Start of DATA TO USE
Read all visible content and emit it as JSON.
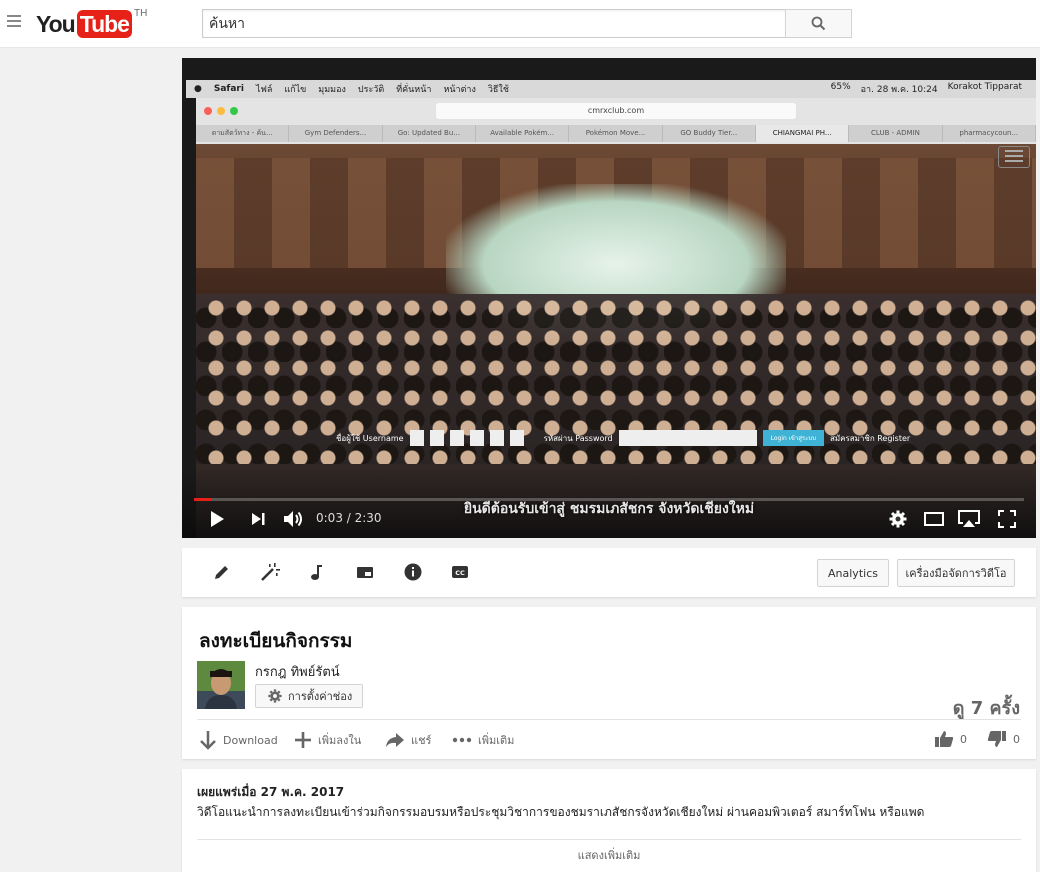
{
  "masthead": {
    "logo_you": "You",
    "logo_tube": "Tube",
    "region": "TH",
    "search_placeholder": "ค้นหา"
  },
  "player": {
    "current_time": "0:03",
    "duration": "2:30",
    "time_display": "0:03 / 2:30",
    "progress_fraction": 0.02,
    "progress_color": "#e62117",
    "frame": {
      "menubar_left": [
        "Safari",
        "ไฟล์",
        "แก้ไข",
        "มุมมอง",
        "ประวัติ",
        "ที่คั่นหน้า",
        "หน้าต่าง",
        "วิธีใช้"
      ],
      "menubar_right": [
        "65%",
        "อา. 28 พ.ค. 10:24",
        "Korakot Tipparat"
      ],
      "url": "cmrxclub.com",
      "browser_tabs": [
        "ตามสัตว์ทาง - ค้น...",
        "Gym Defenders...",
        "Go: Updated Bu...",
        "Available Pokém...",
        "Pokémon Move...",
        "GO Buddy Tier...",
        "CHIANGMAI PH...",
        "CLUB - ADMIN",
        "pharmacycoun..."
      ],
      "login_username_label": "ชื่อผู้ใช้  Username",
      "login_password_label": "รหัสผ่าน  Password",
      "login_button": "Login เข้าสู่ระบบ",
      "register_label": "สมัครสมาชิก Register",
      "caption": "ยินดีต้อนรับเข้าสู่ ชมรมเภสัชกร จังหวัดเชียงใหม่"
    }
  },
  "toolbar": {
    "analytics_label": "Analytics",
    "video_manager_label": "เครื่องมือจัดการวิดีโอ"
  },
  "video": {
    "title": "ลงทะเบียนกิจกรรม",
    "channel_name": "กรกฎ ทิพย์รัตน์",
    "channel_settings_label": "การตั้งค่าช่อง",
    "views": "ดู 7 ครั้ง",
    "actions": {
      "download": "Download",
      "add_to": "เพิ่มลงใน",
      "share": "แชร์",
      "more": "เพิ่มเติม"
    },
    "likes": "0",
    "dislikes": "0"
  },
  "description": {
    "published": "เผยแพร่เมื่อ 27 พ.ค. 2017",
    "text": "วิดีโอแนะนำการลงทะเบียนเข้าร่วมกิจกรรมอบรมหรือประชุมวิชาการของชมราเภสัชกรจังหวัดเชียงใหม่ ผ่านคอมพิวเตอร์ สมาร์ทโฟน หรือแพด",
    "show_more": "แสดงเพิ่มเติม"
  }
}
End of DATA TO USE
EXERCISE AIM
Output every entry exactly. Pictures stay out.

COMPLETED TASK
Read all visible content and emit it as JSON.
{
  "masthead": {
    "logo_you": "You",
    "logo_tube": "Tube",
    "region": "TH",
    "search_placeholder": "ค้นหา"
  },
  "player": {
    "current_time": "0:03",
    "duration": "2:30",
    "time_display": "0:03 / 2:30",
    "progress_fraction": 0.02,
    "progress_color": "#e62117",
    "frame": {
      "menubar_left": [
        "Safari",
        "ไฟล์",
        "แก้ไข",
        "มุมมอง",
        "ประวัติ",
        "ที่คั่นหน้า",
        "หน้าต่าง",
        "วิธีใช้"
      ],
      "menubar_right": [
        "65%",
        "อา. 28 พ.ค. 10:24",
        "Korakot Tipparat"
      ],
      "url": "cmrxclub.com",
      "browser_tabs": [
        "ตามสัตว์ทาง - ค้น...",
        "Gym Defenders...",
        "Go: Updated Bu...",
        "Available Pokém...",
        "Pokémon Move...",
        "GO Buddy Tier...",
        "CHIANGMAI PH...",
        "CLUB - ADMIN",
        "pharmacycoun..."
      ],
      "login_username_label": "ชื่อผู้ใช้  Username",
      "login_password_label": "รหัสผ่าน  Password",
      "login_button": "Login เข้าสู่ระบบ",
      "register_label": "สมัครสมาชิก Register",
      "caption": "ยินดีต้อนรับเข้าสู่ ชมรมเภสัชกร จังหวัดเชียงใหม่"
    }
  },
  "toolbar": {
    "analytics_label": "Analytics",
    "video_manager_label": "เครื่องมือจัดการวิดีโอ"
  },
  "video": {
    "title": "ลงทะเบียนกิจกรรม",
    "channel_name": "กรกฎ ทิพย์รัตน์",
    "channel_settings_label": "การตั้งค่าช่อง",
    "views": "ดู 7 ครั้ง",
    "actions": {
      "download": "Download",
      "add_to": "เพิ่มลงใน",
      "share": "แชร์",
      "more": "เพิ่มเติม"
    },
    "likes": "0",
    "dislikes": "0"
  },
  "description": {
    "published": "เผยแพร่เมื่อ 27 พ.ค. 2017",
    "text": "วิดีโอแนะนำการลงทะเบียนเข้าร่วมกิจกรรมอบรมหรือประชุมวิชาการของชมราเภสัชกรจังหวัดเชียงใหม่ ผ่านคอมพิวเตอร์ สมาร์ทโฟน หรือแพด",
    "show_more": "แสดงเพิ่มเติม"
  }
}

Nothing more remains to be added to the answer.